May 31, 2015 UrbDeZine.com
Too often we report on new studies showing how air pollution worsens public health, often causing premature death. For a change, here's a study showing how efforts to improve air quality in Southern California have boosted public health in children.
Mar 9, 2015 The Wall Street Journal
In a huge and perhaps unexpected win for the EPA, the Supreme Court on April 29 reversed an appellate court panel ruling that had rejected their attempt to regulate interstate air pollution caused by about 1,000 coal-fired power plants in 28 states.
May 1, 2014 The Wall Street Journal - Politics and Policy

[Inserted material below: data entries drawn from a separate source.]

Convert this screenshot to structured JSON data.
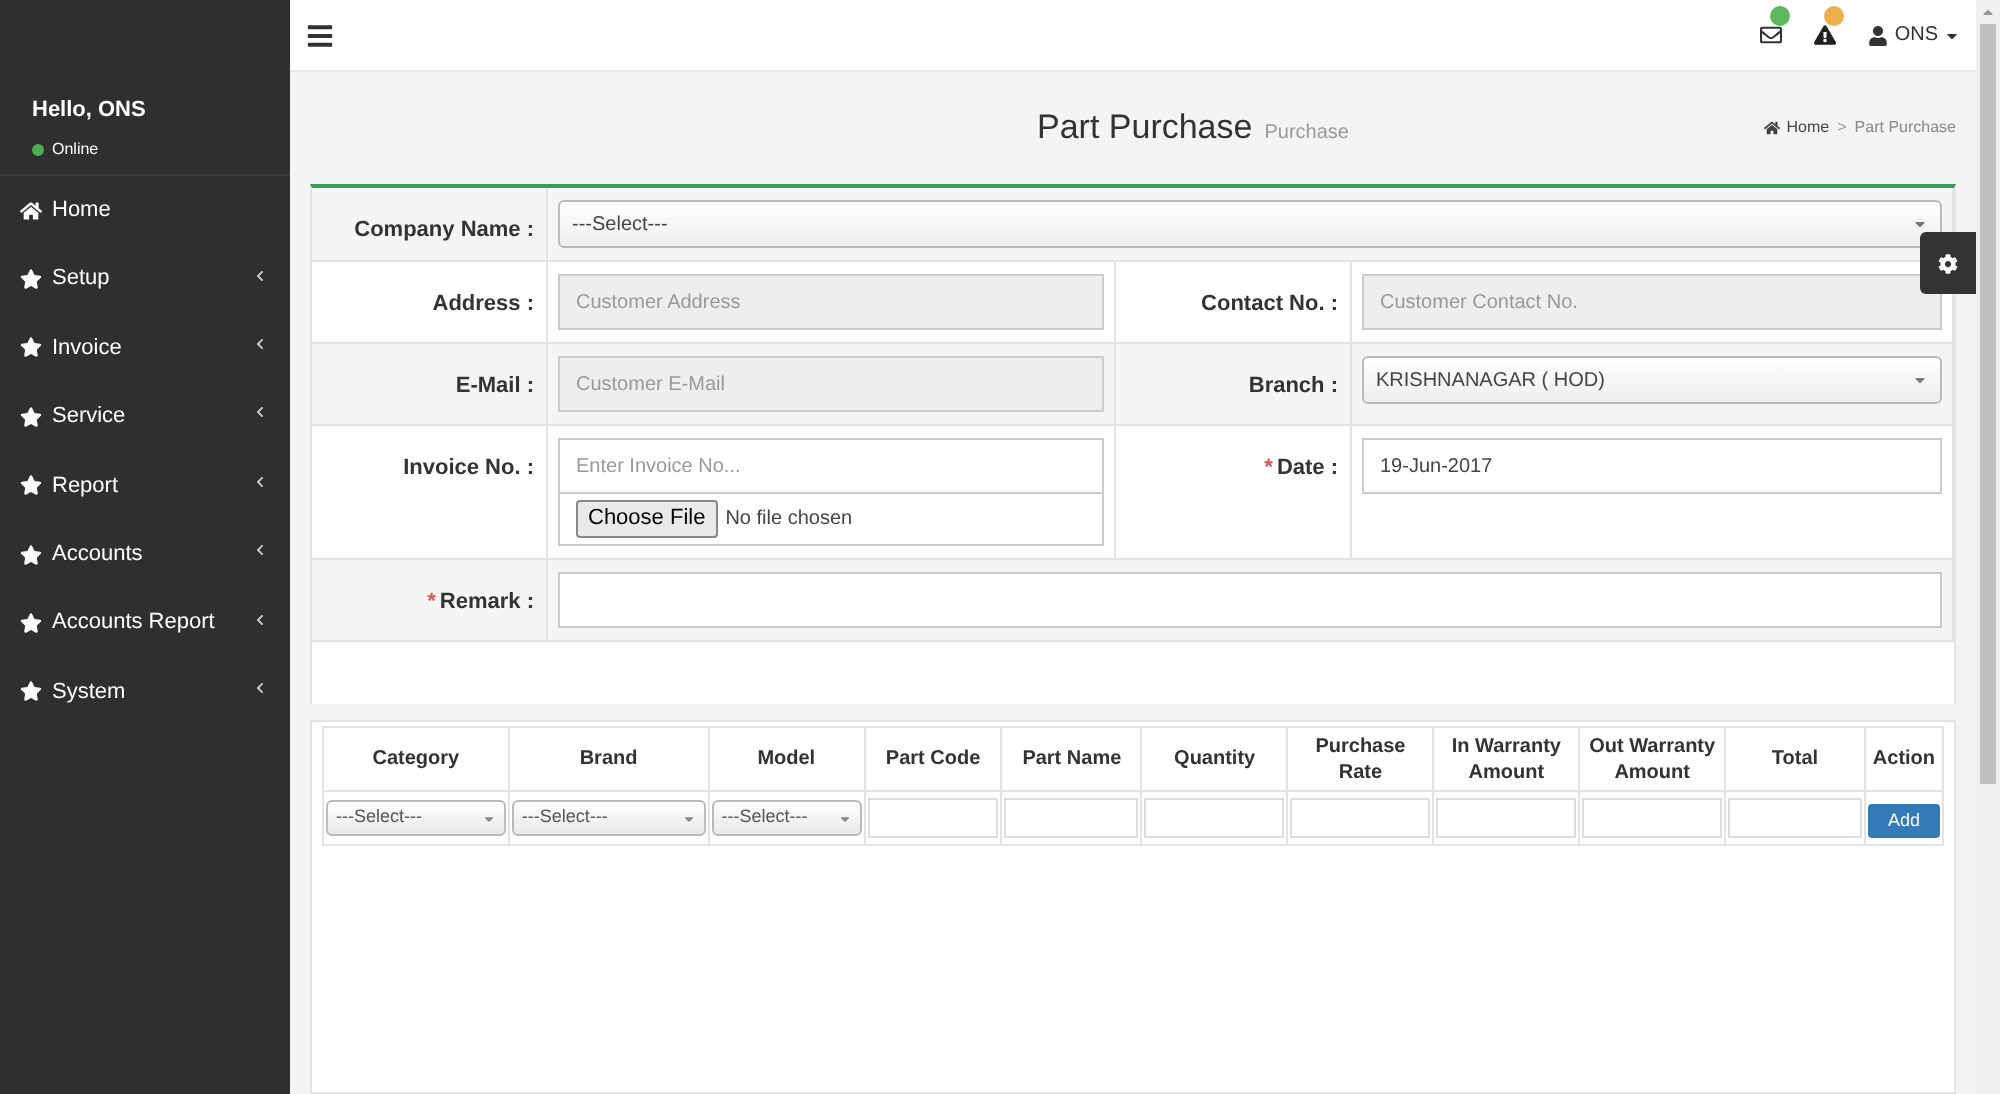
{
  "sidebar": {
    "greeting": "Hello, ONS",
    "status": {
      "label": "Online",
      "color": "#4caf50"
    },
    "items": [
      {
        "label": "Home",
        "kind": "home",
        "expandable": false
      },
      {
        "label": "Setup",
        "kind": "star",
        "expandable": true
      },
      {
        "label": "Invoice",
        "kind": "star",
        "expandable": true
      },
      {
        "label": "Service",
        "kind": "star",
        "expandable": true
      },
      {
        "label": "Report",
        "kind": "star",
        "expandable": true
      },
      {
        "label": "Accounts",
        "kind": "star",
        "expandable": true
      },
      {
        "label": "Accounts Report",
        "kind": "star",
        "expandable": true
      },
      {
        "label": "System",
        "kind": "star",
        "expandable": true
      }
    ]
  },
  "topbar": {
    "notifications": [
      {
        "kind": "mail",
        "color": "#5cb85c"
      },
      {
        "kind": "warning",
        "color": "#f0ad4e"
      }
    ],
    "user": "ONS"
  },
  "page": {
    "title": "Part Purchase",
    "subtitle": "Purchase",
    "breadcrumb_separator": ">",
    "breadcrumbs": [
      {
        "label": "Home",
        "kind": "home"
      },
      {
        "label": "Part Purchase",
        "kind": "current"
      }
    ]
  },
  "form": {
    "rows": [
      {
        "cells": [
          {
            "label": "Company Name :",
            "fields": [
              {
                "kind": "select",
                "value": "---Select---"
              }
            ]
          }
        ]
      },
      {
        "cells": [
          {
            "label": "Address :",
            "fields": [
              {
                "kind": "input",
                "placeholder": "Customer Address",
                "disabled": true
              }
            ]
          },
          {
            "label": "Contact No. :",
            "fields": [
              {
                "kind": "input",
                "placeholder": "Customer Contact No.",
                "disabled": true
              }
            ]
          }
        ]
      },
      {
        "cells": [
          {
            "label": "E-Mail :",
            "fields": [
              {
                "kind": "input",
                "placeholder": "Customer E-Mail",
                "disabled": true
              }
            ]
          },
          {
            "label": "Branch :",
            "fields": [
              {
                "kind": "select",
                "value": "KRISHNANAGAR ( HOD)"
              }
            ]
          }
        ]
      },
      {
        "cells": [
          {
            "label": "Invoice No. :",
            "fields": [
              {
                "kind": "input",
                "placeholder": "Enter Invoice No...",
                "disabled": false
              },
              {
                "kind": "file",
                "button": "Choose File",
                "status": "No file chosen"
              }
            ]
          },
          {
            "label": "Date :",
            "required_mark": "*",
            "fields": [
              {
                "kind": "input",
                "value": "19-Jun-2017",
                "disabled": false
              }
            ]
          }
        ]
      },
      {
        "cells": [
          {
            "label": "Remark :",
            "required_mark": "*",
            "fields": [
              {
                "kind": "input",
                "disabled": false
              }
            ]
          }
        ]
      }
    ]
  },
  "table": {
    "columns": [
      "Category",
      "Brand",
      "Model",
      "Part Code",
      "Part Name",
      "Quantity",
      "Purchase Rate",
      "In Warranty Amount",
      "Out Warranty Amount",
      "Total",
      "Action"
    ],
    "row": [
      {
        "kind": "select",
        "value": "---Select---"
      },
      {
        "kind": "select",
        "value": "---Select---"
      },
      {
        "kind": "select",
        "value": "---Select---"
      },
      {
        "kind": "input"
      },
      {
        "kind": "input"
      },
      {
        "kind": "input"
      },
      {
        "kind": "input"
      },
      {
        "kind": "input"
      },
      {
        "kind": "input"
      },
      {
        "kind": "input"
      },
      {
        "kind": "button",
        "label": "Add"
      }
    ]
  }
}
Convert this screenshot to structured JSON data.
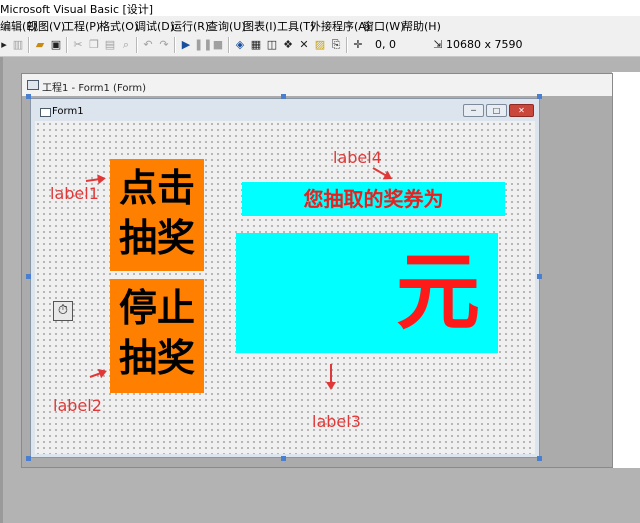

According to a new EIA report, the cost advantages of liquefied natural gas make it an attractive alternative to diesel fuel for major U.S. freight railroad companies. Hybrid diesel-electric locomotives on order for 5 states will power HSR routes.
Apr 16, 2014 Progressive Railroading
Though smoking is on the decline in China, lung cancer rates are rising. Twenty-year olds have joined seniors as likely patients, attributed to the toxic clouds containing particulates that regularly envelope China's eastern cities.
Dec 29, 2013 Los Angeles Times - World
Thanks to a Calif. law implemented in 2008 requiring ocean-going ships to switch from high-sulfur bunker fuel to cleaner fuels within 24 miles of the coast, Bay Area air quality significantly improved by reducing deadly particulate emissions.
Oct 9, 2013 BAAQMD News Release
As China's hazardous environment becomes a "potent political issue", the central government has released a detailed plan that aims to clean up the country's abysmal air pollution.
Sep 18, 2013 The New York Times
Call it the law of unintended consequences. Alerts of "bad air days" that ask motorists in the Wasatch Front to reduce driving had the opposite effect, prompting some residents to drive away from lowlands to the mountains where air may be healthier.
Sep 12, 2013 The Salt Lake Tribune
An NAS study released July 08 shows that if you live in north of the Huai River in China, you can expect to live about 5.5 years less than those to the south. Air pollution, specifically particulate matter from burning coal, is the primary culprit.
Jul 18, 2013 Guardian
New details from a landmark study on the leading causes of death worldwide presents a gloomy picture of the effect of air pollution on the health of China's residents. The toll is 25 million healthy years of life snatched from the population.
Apr 3, 2013 The New York Times